For how long have you been sitting on this idea for a show?
Hmmm… really it only started to take shape starting in January/February. My fantastic wife, Heather Marie, came up with the title while we were on a bus going to a dinner party. We were riffing on something and came up with “AL Connors: DJ Detective” and then I pieced together a show to fit!
Has DJ Detective been performed or workshopped yet?
As of this writing, I’ve only had the two Fringe audiences, so far. I’d played it for a couple of pals who were on book, prompting me when I needed a line, during the rehearsal process, but the Fringe is the first take on the show.
What’s the oddest DJ gig you’ve played?
I know I say that bar gigs are boring in the show, however I’ve had a bar gig since the fall with fellow Fringer Greg Houston of Space Jameration, where we host BINGO together. Greg cracks jokes, and I play music, mostly based off BINGO number puns… Like, if a couple of Bs are called in a row, Greg might say that we really B’d it – and then I’d play Michael Jackson’s ‘Beat It’. I’ve never had a gig remotely like it. Super fun.
What hit songs were playing when you started DJing?
I have the same anniversary as the Fringe – with my first paid gig in 1997 – so the stuff I played at the 1997 Party on Saturday night was right up my alley. Though I’ve always been a fan of the early nineties Much Music Dance Mixes. All pure gold.
What song gets you to the dancefloor when it comes on?
I like a lot of stuff. I guess the song that got me to leave the DJ console at the 90s party and go dance with everyone else was ‘Canned Heat’ by Jamiroquai. It has a real disco feel – I guess I like a lot of old disco stuff. It’s all music with a good groove and the songs are usually about dancing and having a good time.
Do you have any pre-show music? What gets you fired up?
While I’m setting up the sound system, I like motown stuff. I got this great collection of original motown instrumentals which are amazing. The musicianship of those motown studio players is just incredible and the songs are just as danceable without the lyrics.
What types of audience reactions or post-show conversations are you hoping to get after DJ Detective?
The audience reactions have way exceeded my expectations. I get some people asking about a song played in the show, wanting to know who or what is was, which is cool. I guess I wasn’t sure how accessible the show was, but once it had an audience, the feedback was that, since pretty much everyone’s been to some sort of party, or wedding, or whatever, there’s a lot stuff in the play that people connect to.
— apt613 (@apt613) June 11, 2017
Anything else you want audiences to know about the show?
It’s a little different every night. I play audience requests, and based on those requests and the general mood of the room, at the end I try and pick a song that people will dig. People are welcome to stick around to get down for one song at the end of the show (but also totally don’t have to – everyone has other shows to rush off to make).
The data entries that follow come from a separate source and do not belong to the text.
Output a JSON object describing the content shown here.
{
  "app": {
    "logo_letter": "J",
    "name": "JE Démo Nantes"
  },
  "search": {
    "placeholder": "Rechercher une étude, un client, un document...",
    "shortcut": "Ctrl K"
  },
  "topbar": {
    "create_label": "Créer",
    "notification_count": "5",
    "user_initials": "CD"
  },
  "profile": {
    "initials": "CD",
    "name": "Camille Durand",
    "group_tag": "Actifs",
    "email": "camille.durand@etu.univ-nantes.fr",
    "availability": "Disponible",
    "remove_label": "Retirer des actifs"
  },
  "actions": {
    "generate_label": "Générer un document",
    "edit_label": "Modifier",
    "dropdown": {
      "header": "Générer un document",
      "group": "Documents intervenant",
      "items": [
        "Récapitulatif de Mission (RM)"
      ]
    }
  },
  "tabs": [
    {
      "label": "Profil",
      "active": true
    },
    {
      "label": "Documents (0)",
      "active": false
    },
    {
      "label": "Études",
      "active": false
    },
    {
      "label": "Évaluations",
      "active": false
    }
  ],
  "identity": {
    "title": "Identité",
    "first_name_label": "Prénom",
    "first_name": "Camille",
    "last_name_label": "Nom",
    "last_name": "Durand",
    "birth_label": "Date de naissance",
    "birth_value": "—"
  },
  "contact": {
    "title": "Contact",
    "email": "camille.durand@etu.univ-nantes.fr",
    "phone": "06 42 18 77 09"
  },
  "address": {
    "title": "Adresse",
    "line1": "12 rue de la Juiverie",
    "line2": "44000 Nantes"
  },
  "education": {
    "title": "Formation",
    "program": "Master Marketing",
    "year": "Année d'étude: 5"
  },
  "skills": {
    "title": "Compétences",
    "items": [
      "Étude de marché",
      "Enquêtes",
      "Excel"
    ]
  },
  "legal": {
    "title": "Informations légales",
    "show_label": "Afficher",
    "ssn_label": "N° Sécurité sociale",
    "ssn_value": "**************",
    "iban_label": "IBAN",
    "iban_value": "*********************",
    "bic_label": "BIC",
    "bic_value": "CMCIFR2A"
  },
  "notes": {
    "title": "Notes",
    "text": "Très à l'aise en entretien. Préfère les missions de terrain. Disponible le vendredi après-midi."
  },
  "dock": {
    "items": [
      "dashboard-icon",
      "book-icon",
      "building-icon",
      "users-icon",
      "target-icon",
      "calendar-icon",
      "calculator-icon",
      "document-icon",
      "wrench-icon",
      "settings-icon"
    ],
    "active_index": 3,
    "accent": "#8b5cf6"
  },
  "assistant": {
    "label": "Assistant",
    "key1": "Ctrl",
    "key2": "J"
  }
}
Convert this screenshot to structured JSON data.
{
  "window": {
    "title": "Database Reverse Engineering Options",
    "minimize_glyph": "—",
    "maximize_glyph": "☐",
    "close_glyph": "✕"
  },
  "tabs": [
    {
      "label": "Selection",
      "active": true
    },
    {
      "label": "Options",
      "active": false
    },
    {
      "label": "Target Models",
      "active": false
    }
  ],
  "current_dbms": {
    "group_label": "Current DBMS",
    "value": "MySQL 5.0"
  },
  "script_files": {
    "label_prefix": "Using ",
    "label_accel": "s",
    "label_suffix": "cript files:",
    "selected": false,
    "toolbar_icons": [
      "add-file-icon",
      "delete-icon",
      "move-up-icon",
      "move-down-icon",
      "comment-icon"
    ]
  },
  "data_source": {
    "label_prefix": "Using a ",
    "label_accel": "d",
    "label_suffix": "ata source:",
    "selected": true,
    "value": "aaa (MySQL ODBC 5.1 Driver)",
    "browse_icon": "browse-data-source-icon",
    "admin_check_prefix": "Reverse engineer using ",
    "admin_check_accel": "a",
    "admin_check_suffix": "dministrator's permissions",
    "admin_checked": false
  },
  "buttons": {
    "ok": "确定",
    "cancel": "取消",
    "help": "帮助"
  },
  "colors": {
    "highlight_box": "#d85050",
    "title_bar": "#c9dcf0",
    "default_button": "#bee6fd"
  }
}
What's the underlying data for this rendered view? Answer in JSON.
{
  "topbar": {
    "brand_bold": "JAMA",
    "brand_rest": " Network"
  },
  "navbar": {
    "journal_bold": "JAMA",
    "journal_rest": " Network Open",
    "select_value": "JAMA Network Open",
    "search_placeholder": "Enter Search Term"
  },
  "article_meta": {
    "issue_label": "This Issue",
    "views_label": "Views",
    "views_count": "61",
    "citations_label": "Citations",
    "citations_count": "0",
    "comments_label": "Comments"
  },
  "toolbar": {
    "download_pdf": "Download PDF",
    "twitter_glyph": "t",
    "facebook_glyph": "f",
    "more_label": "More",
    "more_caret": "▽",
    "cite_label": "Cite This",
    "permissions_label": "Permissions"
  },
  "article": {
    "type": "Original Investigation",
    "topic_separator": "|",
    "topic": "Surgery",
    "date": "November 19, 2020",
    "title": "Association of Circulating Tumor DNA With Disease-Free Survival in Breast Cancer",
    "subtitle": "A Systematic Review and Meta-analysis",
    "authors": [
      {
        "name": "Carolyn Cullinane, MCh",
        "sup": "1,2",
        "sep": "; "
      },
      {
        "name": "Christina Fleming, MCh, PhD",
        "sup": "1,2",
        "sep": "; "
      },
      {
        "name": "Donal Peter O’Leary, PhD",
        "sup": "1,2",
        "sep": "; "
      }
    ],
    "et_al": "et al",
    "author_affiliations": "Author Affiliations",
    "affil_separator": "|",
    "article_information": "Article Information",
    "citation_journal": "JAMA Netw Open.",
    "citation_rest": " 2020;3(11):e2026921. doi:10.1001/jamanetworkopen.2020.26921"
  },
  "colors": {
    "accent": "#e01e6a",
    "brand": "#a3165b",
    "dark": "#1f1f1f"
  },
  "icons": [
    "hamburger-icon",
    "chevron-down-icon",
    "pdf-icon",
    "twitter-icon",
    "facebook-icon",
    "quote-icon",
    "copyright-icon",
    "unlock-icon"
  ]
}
AL Connors: DJ Detective is playing at Studio Léonard-Beaulne (135 Séraphin-Marion) until Sunday June 18, 2017. Tickets cost $12 online and at the door. Visit ottawafringe.com for the show schedule and box office info.